Monday, October 27, 2014

Brief Filed Asking Court To Dismiss Ranchers’ Suit Seeking Wild Horse Round-Ups

On behalf of the American Wild Horse Preservation Campaign (AWHPC), The Cloud Foundation, Return to Freedom, Utah photographer John Steele, and wild horse advocate Lisa Friday, we filed a motion asking the federal district court in Utah to dismiss a case brought by the Western Rangeland Conservation Association and Utah livestock owners against the Department of the Interior’s Bureau of Land Management (BLM). The ranchers seek to compel BLM to remove from both public and private lands in Utah hundreds of federally protected wild horses that compete with privately-owned livestock for water and forage on the range.  The livestock owners have “permits” that allow them to graze cattle and sheep on public lands, subsidized by the federal taxpayers. These grazing interests ask the court to order the removal of wild horses even though BLM has not determined that any “excess” wild horses exist in these areas. In its response to the ranchers’ suit, the government denies wild horses are damaging rangeland resources in these areas. A copy of the brief filed seeking dismissal can be found here.  

Friday, September 26, 2014

Lawsuit Filed Over California Energy Project That Threatens Regional Golden Eagle Population in Southern California
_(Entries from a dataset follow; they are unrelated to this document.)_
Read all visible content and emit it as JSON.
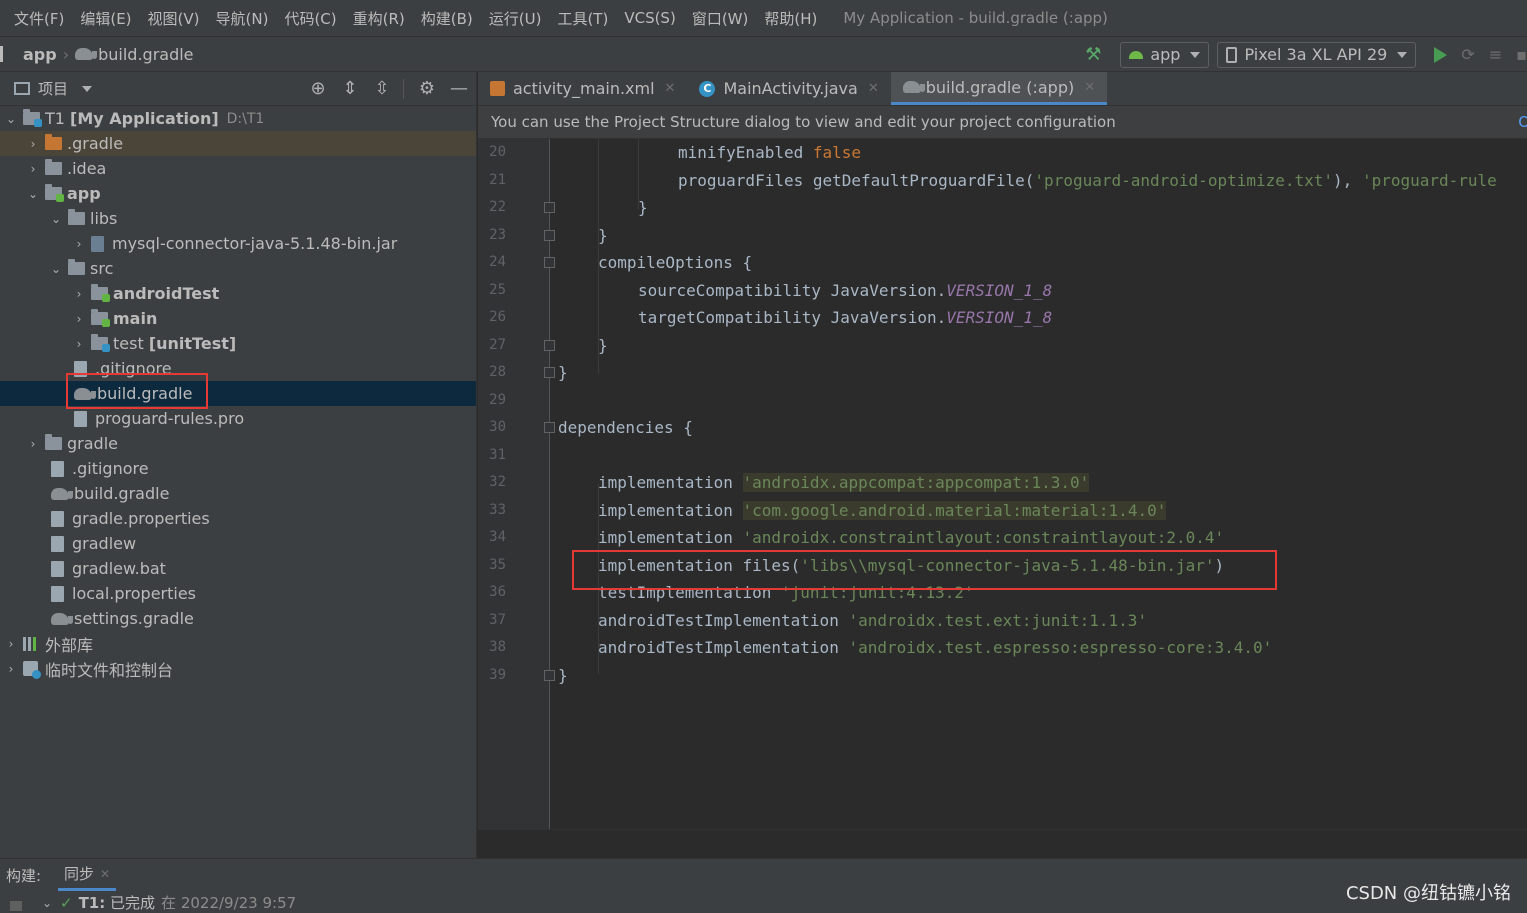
{
  "menu": {
    "items": [
      "文件(F)",
      "编辑(E)",
      "视图(V)",
      "导航(N)",
      "代码(C)",
      "重构(R)",
      "构建(B)",
      "运行(U)",
      "工具(T)",
      "VCS(S)",
      "窗口(W)",
      "帮助(H)"
    ],
    "window_title": "My Application - build.gradle (:app)"
  },
  "navbar": {
    "crumb_module": "app",
    "crumb_file": "build.gradle",
    "run_config": "app",
    "device": "Pixel 3a XL API 29"
  },
  "project": {
    "header_label": "项目",
    "tree": [
      {
        "label": "T1",
        "extra": "[My Application]",
        "path": "D:\\T1"
      },
      {
        "label": ".gradle"
      },
      {
        "label": ".idea"
      },
      {
        "label": "app"
      },
      {
        "label": "libs"
      },
      {
        "label": "mysql-connector-java-5.1.48-bin.jar"
      },
      {
        "label": "src"
      },
      {
        "label": "androidTest"
      },
      {
        "label": "main"
      },
      {
        "label": "test",
        "extra": "[unitTest]"
      },
      {
        "label": ".gitignore"
      },
      {
        "label": "build.gradle"
      },
      {
        "label": "proguard-rules.pro"
      },
      {
        "label": "gradle"
      },
      {
        "label": ".gitignore"
      },
      {
        "label": "build.gradle"
      },
      {
        "label": "gradle.properties"
      },
      {
        "label": "gradlew"
      },
      {
        "label": "gradlew.bat"
      },
      {
        "label": "local.properties"
      },
      {
        "label": "settings.gradle"
      },
      {
        "label": "外部库"
      },
      {
        "label": "临时文件和控制台"
      }
    ]
  },
  "editor": {
    "tabs": [
      {
        "label": "activity_main.xml"
      },
      {
        "label": "MainActivity.java"
      },
      {
        "label": "build.gradle (:app)"
      }
    ],
    "banner": "You can use the Project Structure dialog to view and edit your project configuration",
    "line_numbers": [
      "20",
      "21",
      "22",
      "23",
      "24",
      "25",
      "26",
      "27",
      "28",
      "29",
      "30",
      "31",
      "32",
      "33",
      "34",
      "35",
      "36",
      "37",
      "38",
      "39"
    ],
    "code": {
      "l20_a": "minifyEnabled ",
      "l20_b": "false",
      "l21_a": "proguardFiles getDefaultProguardFile(",
      "l21_b": "'proguard-android-optimize.txt'",
      "l21_c": "), ",
      "l21_d": "'proguard-rule",
      "l22": "}",
      "l23": "}",
      "l24": "compileOptions {",
      "l25_a": "sourceCompatibility JavaVersion.",
      "l25_b": "VERSION_1_8",
      "l26_a": "targetCompatibility JavaVersion.",
      "l26_b": "VERSION_1_8",
      "l27": "}",
      "l28": "}",
      "l30": "dependencies {",
      "l32_a": "implementation ",
      "l32_b": "'androidx.appcompat:appcompat:1.3.0'",
      "l33_a": "implementation ",
      "l33_b": "'com.google.android.material:material:1.4.0'",
      "l34_a": "implementation ",
      "l34_b": "'androidx.constraintlayout:constraintlayout:2.0.4'",
      "l35_a": "implementation files(",
      "l35_b": "'libs\\\\mysql-connector-java-5.1.48-bin.jar'",
      "l35_c": ")",
      "l36_a": "testImplementation ",
      "l36_b": "'junit:junit:4.13.2'",
      "l37_a": "androidTestImplementation ",
      "l37_b": "'androidx.test.ext:junit:1.1.3'",
      "l38_a": "androidTestImplementation ",
      "l38_b": "'androidx.test.espresso:espresso-core:3.4.0'",
      "l39": "}"
    }
  },
  "build": {
    "label": "构建:",
    "tab": "同步",
    "status_name": "T1:",
    "status_text": "已完成",
    "status_time": "在 2022/9/23 9:57"
  },
  "watermark": "CSDN @纽钴镳小铭",
  "colors": {
    "highlight_box": "#e53935",
    "keyword": "#cc7832",
    "string": "#6a8759",
    "constant": "#9876aa",
    "selection": "#0d293e"
  }
}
This week, we filed suit in federal court on behalf of the nonprofit Protect Our Communities Foundation and two backcountry landowners and naturalists seeking a court order that would require the Bureau of Indian Affairs to comply with the Bald and Golden Eagle Protection Act, the Migratory Bird Treaty Act, and the National Environmental Policy Act in connection with the agency’s authorization of a lease to build an industrial wind energy project on BIA-administered lands in Southern California. Among other concerns, the project’s siting design has been repeatedly criticized by federal and state wildlife agencies as presenting an extremely high risk to federally protected golden eagles – concerns that BIA has never addressed in any public process analyzing the project’s anticipated environmental impacts or siting/operational changes that could significantly reduce eagle mortality. A copy of the complaint can be found here, and press on the filing of the lawsuit can be found here: http://www.kcet.org/news/rewire/wind/group-sues-over-wind-project-threat-to-eagles.html